• [Work required]:
Go through the records, and copy each line in which the string "data" is present.

[Stored items from a collection]

· · · · ·

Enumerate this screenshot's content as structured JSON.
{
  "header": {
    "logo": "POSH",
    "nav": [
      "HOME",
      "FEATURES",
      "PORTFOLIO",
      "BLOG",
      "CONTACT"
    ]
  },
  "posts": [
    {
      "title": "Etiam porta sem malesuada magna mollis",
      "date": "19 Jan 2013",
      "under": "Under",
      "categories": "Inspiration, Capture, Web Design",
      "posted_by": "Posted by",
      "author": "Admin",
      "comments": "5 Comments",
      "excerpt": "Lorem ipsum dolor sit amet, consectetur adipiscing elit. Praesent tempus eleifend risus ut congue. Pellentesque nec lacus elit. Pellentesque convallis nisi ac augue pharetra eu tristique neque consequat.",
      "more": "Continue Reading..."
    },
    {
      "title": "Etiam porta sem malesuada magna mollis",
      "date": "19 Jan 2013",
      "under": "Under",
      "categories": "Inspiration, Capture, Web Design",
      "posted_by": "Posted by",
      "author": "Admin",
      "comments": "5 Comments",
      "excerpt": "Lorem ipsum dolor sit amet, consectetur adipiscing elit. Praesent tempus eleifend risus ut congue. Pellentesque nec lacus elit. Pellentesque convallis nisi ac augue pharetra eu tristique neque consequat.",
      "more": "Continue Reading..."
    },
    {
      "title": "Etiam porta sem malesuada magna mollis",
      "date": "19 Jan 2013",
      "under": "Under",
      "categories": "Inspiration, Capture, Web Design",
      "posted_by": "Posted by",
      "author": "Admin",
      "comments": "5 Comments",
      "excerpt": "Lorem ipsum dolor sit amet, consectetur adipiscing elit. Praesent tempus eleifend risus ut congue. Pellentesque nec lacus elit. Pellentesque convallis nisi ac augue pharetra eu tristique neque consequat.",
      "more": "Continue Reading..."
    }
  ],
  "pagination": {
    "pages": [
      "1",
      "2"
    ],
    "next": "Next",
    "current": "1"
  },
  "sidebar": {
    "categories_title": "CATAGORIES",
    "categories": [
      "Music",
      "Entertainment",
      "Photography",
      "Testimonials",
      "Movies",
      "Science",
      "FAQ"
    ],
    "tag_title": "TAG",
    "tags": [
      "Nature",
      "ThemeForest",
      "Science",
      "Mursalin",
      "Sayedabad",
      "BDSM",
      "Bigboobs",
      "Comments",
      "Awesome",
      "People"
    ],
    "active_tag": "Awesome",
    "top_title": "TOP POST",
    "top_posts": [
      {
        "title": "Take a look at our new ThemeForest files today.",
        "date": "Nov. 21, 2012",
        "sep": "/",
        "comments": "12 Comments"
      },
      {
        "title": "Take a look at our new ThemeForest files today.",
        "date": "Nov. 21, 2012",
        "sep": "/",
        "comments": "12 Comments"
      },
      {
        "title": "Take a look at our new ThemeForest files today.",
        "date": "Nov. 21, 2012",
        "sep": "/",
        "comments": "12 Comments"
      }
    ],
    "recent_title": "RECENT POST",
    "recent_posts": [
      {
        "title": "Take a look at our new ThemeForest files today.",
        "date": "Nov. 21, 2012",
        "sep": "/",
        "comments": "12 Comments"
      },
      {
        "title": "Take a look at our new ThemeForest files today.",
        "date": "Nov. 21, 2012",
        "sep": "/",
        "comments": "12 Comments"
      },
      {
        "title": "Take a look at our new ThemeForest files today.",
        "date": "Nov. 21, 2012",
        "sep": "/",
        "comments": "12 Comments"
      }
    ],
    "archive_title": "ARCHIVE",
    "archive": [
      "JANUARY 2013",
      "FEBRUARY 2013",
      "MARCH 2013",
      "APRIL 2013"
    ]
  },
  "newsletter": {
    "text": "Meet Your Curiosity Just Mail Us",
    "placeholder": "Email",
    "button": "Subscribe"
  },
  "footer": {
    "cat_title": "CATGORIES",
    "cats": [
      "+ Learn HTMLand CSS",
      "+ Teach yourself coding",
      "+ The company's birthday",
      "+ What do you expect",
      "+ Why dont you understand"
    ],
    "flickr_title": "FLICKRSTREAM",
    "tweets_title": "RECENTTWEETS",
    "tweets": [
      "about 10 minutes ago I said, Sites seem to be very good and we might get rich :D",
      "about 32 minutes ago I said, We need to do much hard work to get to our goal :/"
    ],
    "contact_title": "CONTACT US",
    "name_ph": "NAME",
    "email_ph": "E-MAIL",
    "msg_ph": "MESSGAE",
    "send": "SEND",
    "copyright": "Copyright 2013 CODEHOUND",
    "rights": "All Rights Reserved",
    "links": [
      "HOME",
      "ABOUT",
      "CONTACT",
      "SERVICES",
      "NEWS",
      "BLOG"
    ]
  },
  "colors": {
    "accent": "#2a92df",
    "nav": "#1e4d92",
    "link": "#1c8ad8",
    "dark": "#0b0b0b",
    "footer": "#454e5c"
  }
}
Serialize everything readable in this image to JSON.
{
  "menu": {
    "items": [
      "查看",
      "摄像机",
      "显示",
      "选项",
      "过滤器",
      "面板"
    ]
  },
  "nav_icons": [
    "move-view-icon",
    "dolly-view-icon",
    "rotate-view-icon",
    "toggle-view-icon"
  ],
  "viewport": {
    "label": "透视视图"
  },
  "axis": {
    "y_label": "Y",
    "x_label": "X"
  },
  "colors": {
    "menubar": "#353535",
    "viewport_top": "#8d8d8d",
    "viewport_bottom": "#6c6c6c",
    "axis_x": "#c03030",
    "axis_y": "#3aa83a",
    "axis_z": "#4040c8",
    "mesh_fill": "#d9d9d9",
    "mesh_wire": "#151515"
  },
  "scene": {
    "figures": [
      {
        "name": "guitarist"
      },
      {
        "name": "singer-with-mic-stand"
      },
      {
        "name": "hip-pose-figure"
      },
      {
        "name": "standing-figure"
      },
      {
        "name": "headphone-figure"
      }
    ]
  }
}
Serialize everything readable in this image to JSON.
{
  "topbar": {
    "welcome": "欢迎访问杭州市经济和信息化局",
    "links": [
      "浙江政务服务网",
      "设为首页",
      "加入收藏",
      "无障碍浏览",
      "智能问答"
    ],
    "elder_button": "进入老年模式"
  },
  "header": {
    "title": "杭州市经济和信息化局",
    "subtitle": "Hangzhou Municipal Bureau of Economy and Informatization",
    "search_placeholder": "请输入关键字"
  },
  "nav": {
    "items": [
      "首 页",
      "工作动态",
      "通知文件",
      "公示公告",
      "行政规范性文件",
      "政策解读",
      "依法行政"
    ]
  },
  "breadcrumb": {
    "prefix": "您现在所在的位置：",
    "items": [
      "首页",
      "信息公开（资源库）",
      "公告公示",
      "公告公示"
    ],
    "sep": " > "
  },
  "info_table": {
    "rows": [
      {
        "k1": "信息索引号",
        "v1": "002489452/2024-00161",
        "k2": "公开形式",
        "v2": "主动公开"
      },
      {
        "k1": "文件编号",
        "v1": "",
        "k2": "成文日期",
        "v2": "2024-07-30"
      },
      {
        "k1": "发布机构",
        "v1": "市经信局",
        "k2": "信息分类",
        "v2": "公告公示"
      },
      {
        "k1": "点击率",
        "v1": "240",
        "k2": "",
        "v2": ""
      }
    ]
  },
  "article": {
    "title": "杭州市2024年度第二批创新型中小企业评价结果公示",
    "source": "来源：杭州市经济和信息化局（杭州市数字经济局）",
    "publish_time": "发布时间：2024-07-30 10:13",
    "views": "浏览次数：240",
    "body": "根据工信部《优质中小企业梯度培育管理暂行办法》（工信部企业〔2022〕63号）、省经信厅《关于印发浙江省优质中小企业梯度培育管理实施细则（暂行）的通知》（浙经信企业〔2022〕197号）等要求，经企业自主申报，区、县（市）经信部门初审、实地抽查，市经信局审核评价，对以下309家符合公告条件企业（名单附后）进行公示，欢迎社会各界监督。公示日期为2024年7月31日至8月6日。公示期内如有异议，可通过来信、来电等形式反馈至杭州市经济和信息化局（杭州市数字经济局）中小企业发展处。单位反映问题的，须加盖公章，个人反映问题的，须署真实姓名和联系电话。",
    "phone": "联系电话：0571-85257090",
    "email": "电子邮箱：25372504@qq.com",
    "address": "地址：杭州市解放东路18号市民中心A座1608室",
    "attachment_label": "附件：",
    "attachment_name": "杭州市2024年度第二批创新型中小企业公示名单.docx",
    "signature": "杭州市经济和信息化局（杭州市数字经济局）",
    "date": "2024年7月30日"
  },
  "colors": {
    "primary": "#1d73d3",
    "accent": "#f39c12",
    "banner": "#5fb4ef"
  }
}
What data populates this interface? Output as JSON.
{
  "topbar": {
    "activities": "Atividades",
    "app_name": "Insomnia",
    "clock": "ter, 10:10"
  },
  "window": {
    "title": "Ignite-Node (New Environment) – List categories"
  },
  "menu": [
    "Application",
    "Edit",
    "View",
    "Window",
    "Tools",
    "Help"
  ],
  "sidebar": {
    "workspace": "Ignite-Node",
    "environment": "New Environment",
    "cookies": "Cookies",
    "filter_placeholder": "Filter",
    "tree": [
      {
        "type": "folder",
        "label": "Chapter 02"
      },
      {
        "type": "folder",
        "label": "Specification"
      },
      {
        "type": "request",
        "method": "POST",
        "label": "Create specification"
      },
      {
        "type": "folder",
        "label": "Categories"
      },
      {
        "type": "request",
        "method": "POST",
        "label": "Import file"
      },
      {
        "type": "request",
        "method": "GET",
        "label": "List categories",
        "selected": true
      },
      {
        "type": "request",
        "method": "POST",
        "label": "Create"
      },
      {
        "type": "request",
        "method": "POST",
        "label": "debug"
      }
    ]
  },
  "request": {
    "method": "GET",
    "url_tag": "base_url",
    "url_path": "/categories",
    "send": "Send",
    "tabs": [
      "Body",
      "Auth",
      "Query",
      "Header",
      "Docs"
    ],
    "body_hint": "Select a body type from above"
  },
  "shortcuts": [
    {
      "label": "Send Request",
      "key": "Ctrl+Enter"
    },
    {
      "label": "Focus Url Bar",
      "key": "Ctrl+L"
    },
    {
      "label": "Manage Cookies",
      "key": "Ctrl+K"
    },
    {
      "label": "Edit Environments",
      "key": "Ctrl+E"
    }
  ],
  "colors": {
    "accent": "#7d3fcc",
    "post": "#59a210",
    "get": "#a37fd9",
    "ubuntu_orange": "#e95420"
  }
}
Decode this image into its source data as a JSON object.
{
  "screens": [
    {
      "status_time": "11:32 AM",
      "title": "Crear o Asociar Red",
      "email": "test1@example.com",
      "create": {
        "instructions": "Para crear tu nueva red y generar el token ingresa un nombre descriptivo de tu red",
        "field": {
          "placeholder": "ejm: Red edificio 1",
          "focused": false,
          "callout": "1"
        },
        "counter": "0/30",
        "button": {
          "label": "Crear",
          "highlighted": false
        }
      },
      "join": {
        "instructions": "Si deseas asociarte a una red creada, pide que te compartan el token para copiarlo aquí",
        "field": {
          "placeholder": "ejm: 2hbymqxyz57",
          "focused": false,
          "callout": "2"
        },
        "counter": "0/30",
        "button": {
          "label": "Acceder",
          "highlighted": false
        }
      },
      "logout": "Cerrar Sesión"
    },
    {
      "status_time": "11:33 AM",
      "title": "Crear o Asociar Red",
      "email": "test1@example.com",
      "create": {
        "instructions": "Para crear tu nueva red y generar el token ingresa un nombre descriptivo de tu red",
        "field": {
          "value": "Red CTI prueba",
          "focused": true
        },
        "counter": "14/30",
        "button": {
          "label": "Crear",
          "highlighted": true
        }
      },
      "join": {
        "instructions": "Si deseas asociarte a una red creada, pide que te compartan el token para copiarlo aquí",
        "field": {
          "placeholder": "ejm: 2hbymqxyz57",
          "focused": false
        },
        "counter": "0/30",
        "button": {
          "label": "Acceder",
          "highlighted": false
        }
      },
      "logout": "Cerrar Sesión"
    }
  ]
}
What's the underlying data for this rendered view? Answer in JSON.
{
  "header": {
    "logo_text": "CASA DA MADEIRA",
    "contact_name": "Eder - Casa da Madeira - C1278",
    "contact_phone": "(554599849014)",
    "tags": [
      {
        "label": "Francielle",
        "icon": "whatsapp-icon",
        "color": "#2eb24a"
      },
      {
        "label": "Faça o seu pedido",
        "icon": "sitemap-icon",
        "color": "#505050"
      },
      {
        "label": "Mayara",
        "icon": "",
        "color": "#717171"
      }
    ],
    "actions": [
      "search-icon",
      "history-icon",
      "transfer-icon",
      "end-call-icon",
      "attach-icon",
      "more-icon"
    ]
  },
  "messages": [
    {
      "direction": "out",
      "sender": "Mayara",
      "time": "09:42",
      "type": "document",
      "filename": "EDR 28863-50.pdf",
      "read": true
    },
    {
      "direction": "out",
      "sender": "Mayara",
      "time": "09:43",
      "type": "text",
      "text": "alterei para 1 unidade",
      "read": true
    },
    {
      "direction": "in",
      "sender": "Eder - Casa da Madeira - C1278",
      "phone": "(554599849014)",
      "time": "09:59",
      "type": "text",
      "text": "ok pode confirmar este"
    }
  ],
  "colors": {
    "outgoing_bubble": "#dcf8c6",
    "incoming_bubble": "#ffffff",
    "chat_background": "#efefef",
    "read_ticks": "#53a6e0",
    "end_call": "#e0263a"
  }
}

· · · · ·

• [Answer space]:
What data populates this interface? Output as JSON.
Decode this image into its source data as a JSON object.
What's the underlying data for this rendered view? Answer in JSON.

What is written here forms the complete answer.